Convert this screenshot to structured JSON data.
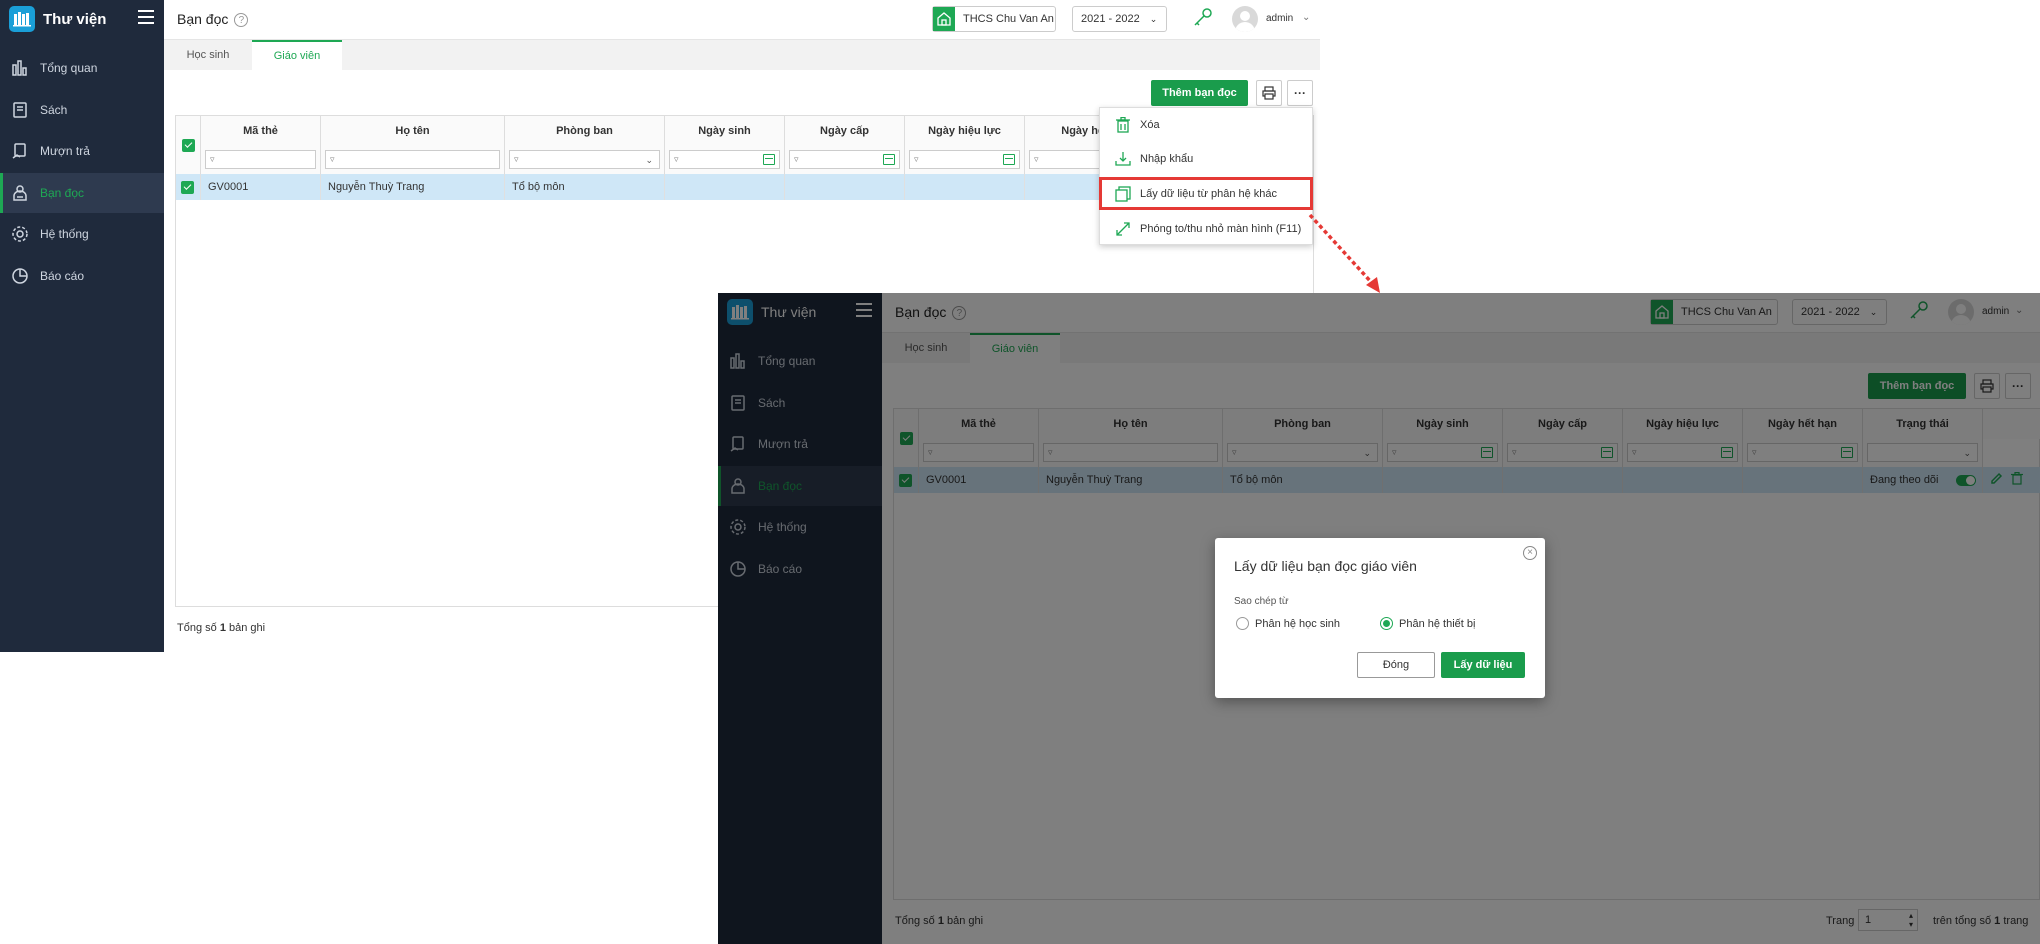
{
  "app": {
    "name": "Thư viện"
  },
  "nav": [
    {
      "label": "Tổng quan",
      "icon": "bar-chart-icon"
    },
    {
      "label": "Sách",
      "icon": "book-icon"
    },
    {
      "label": "Mượn trả",
      "icon": "borrow-icon"
    },
    {
      "label": "Bạn đọc",
      "icon": "reader-icon",
      "active": true
    },
    {
      "label": "Hệ thống",
      "icon": "gear-icon"
    },
    {
      "label": "Báo cáo",
      "icon": "pie-chart-icon"
    }
  ],
  "header": {
    "title": "Bạn đọc",
    "help": "?",
    "school": "THCS Chu Van An",
    "year": "2021 - 2022",
    "user": "admin"
  },
  "tabs": [
    {
      "label": "Học sinh"
    },
    {
      "label": "Giáo viên",
      "active": true
    }
  ],
  "toolbar": {
    "add_label": "Thêm bạn đọc",
    "more_label": "···"
  },
  "columns": [
    "Mã thẻ",
    "Họ tên",
    "Phòng ban",
    "Ngày sinh",
    "Ngày cấp",
    "Ngày hiệu lực",
    "Ngày hết hạn",
    "Trạng thái"
  ],
  "screen1_cut_column": "Ngày hết",
  "row": {
    "ma_the": "GV0001",
    "ho_ten": "Nguyễn Thuỳ Trang",
    "phong_ban": "Tổ bộ môn",
    "trang_thai": "Đang theo dõi"
  },
  "footer": {
    "prefix": "Tổng số",
    "count": "1",
    "suffix": "bản ghi"
  },
  "pager": {
    "label": "Trang",
    "value": "1",
    "total_text_prefix": "trên tổng số",
    "total": "1",
    "total_text_suffix": "trang"
  },
  "menu": [
    {
      "label": "Xóa",
      "icon": "trash-icon"
    },
    {
      "label": "Nhập khẩu",
      "icon": "import-icon"
    },
    {
      "label": "Lấy dữ liệu từ phân hệ khác",
      "icon": "copy-icon",
      "highlight": true
    },
    {
      "label": "Phóng to/thu nhỏ màn hình (F11)",
      "icon": "expand-icon"
    }
  ],
  "dialog": {
    "title": "Lấy dữ liệu bạn đọc giáo viên",
    "copy_from_label": "Sao chép từ",
    "options": [
      {
        "label": "Phân hệ học sinh",
        "selected": false
      },
      {
        "label": "Phân hệ thiết bị",
        "selected": true
      }
    ],
    "close_label": "Đóng",
    "submit_label": "Lấy dữ liệu"
  },
  "colors": {
    "brand": "#1a9c4c",
    "sidebar": "#1f2a3c",
    "highlight": "#e53935",
    "row_selected": "#cfe7f7"
  }
}
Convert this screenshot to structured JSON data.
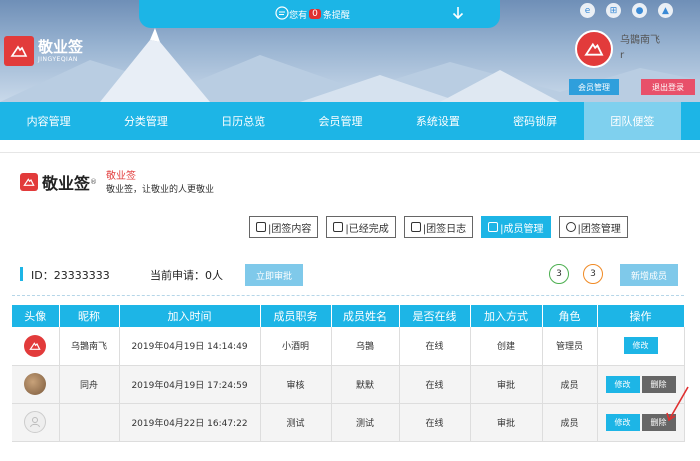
{
  "header": {
    "notice_prefix": "您有",
    "notice_count": "0",
    "notice_suffix": "条提醒",
    "brand_name": "敬业签",
    "brand_sub": "JINGYEQIAN",
    "user_name": "乌鵲南飞",
    "user_id": "r",
    "member_btn": "会员管理",
    "logout_btn": "退出登录"
  },
  "nav": [
    "内容管理",
    "分类管理",
    "日历总览",
    "会员管理",
    "系统设置",
    "密码锁屏",
    "团队便签"
  ],
  "intro": {
    "logo_text": "敬业签",
    "reg": "®",
    "title": "敬业签",
    "subtitle": "敬业签，让敬业的人更敬业"
  },
  "toolbar": [
    "|团签内容",
    "|已经完成",
    "|团签日志",
    "|成员管理",
    "|团签管理"
  ],
  "info": {
    "id_text": "ID：23333333",
    "apply_text": "当前申请：0人",
    "approve_btn": "立即审批",
    "green_count": "3",
    "orange_count": "3",
    "new_btn": "新增成员"
  },
  "table": {
    "headers": [
      "头像",
      "昵称",
      "加入时间",
      "成员职务",
      "成员姓名",
      "是否在线",
      "加入方式",
      "角色",
      "操作"
    ],
    "rows": [
      {
        "nick": "乌鵲南飞",
        "time": "2019年04月19日 14:14:49",
        "job": "小酒明",
        "name": "乌鵲",
        "online": "在线",
        "method": "创建",
        "role": "管理员",
        "edit": "修改",
        "del": ""
      },
      {
        "nick": "同舟",
        "time": "2019年04月19日 17:24:59",
        "job": "审核",
        "name": "默默",
        "online": "在线",
        "method": "审批",
        "role": "成员",
        "edit": "修改",
        "del": "删除"
      },
      {
        "nick": "",
        "time": "2019年04月22日 16:47:22",
        "job": "测试",
        "name": "测试",
        "online": "在线",
        "method": "审批",
        "role": "成员",
        "edit": "修改",
        "del": "删除"
      }
    ]
  },
  "colors": {
    "accent": "#1db5e6",
    "brand_red": "#e23b3b"
  }
}
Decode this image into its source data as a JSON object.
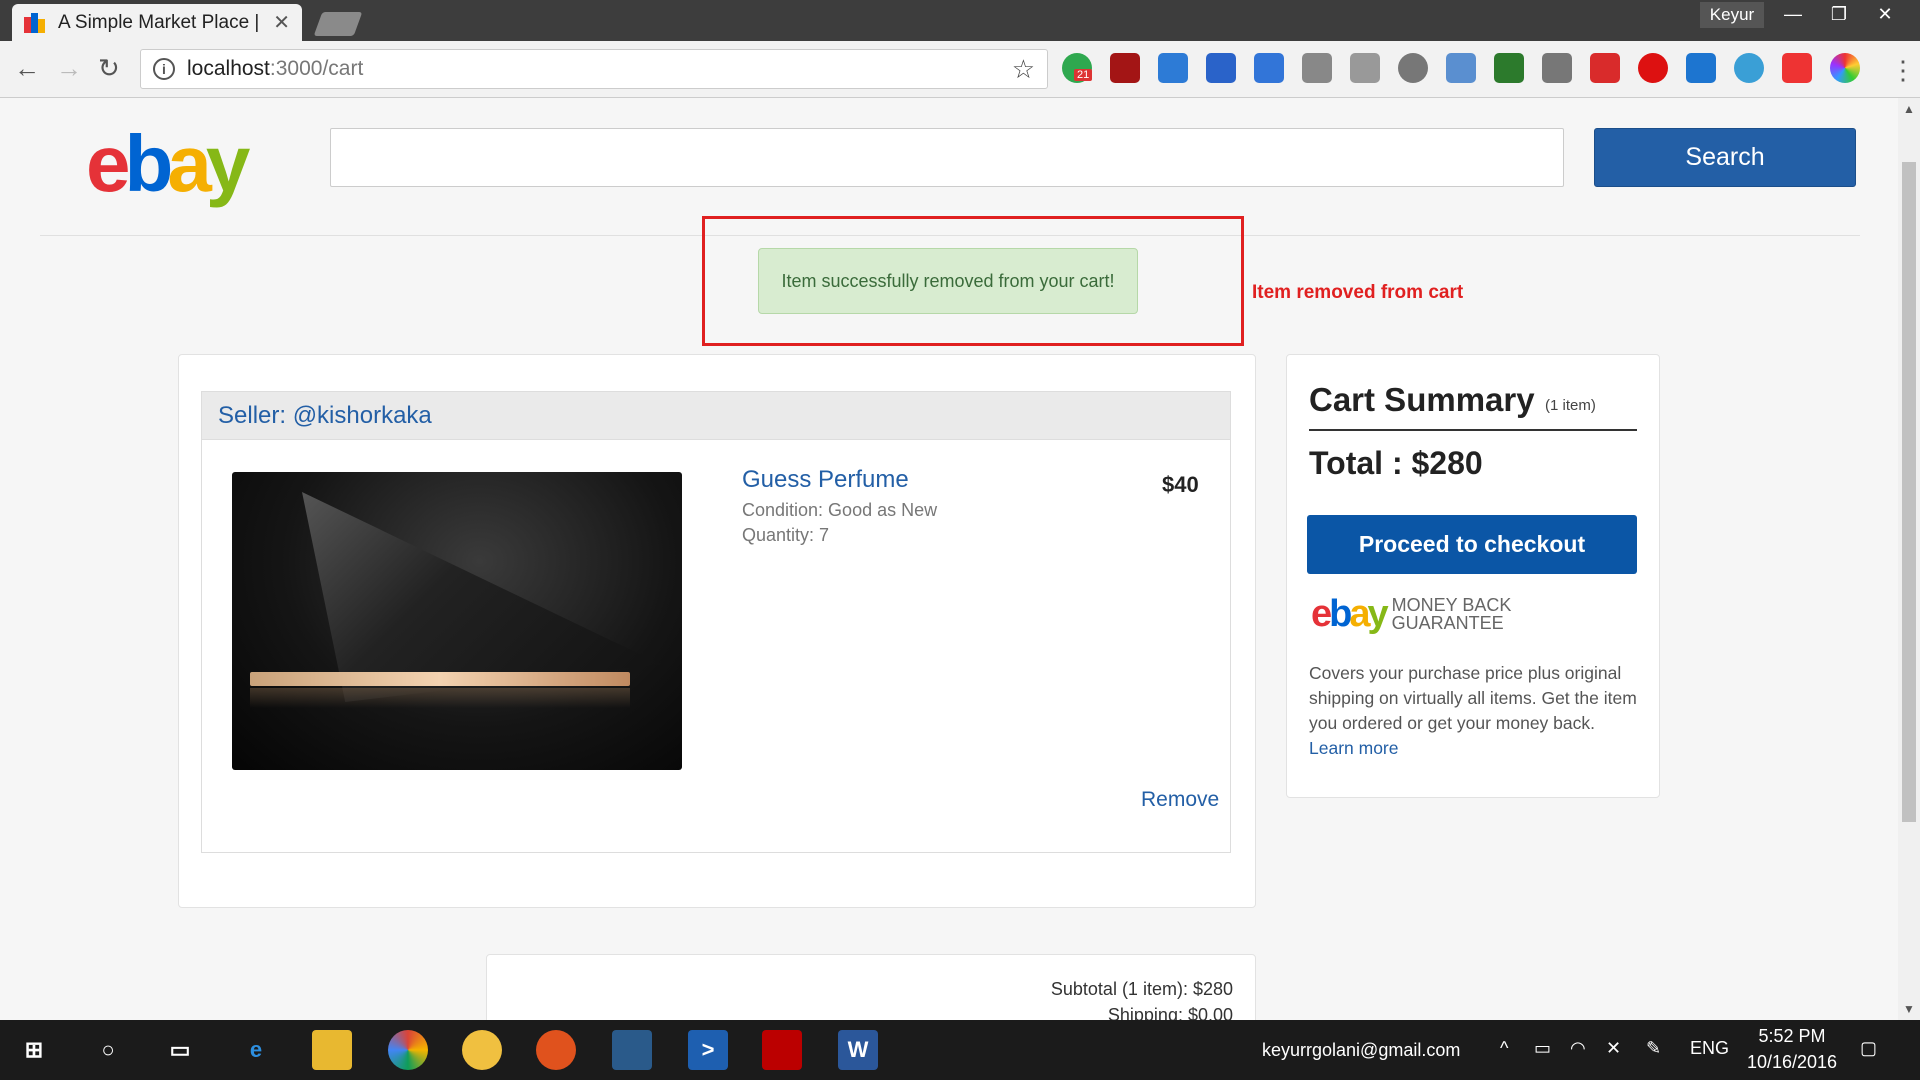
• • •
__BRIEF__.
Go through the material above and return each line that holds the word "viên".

__EXPECTED ANSWER__.
      "label": "Giáo viên",
    "title": "Lấy dữ liệu bạn đọc giáo viên",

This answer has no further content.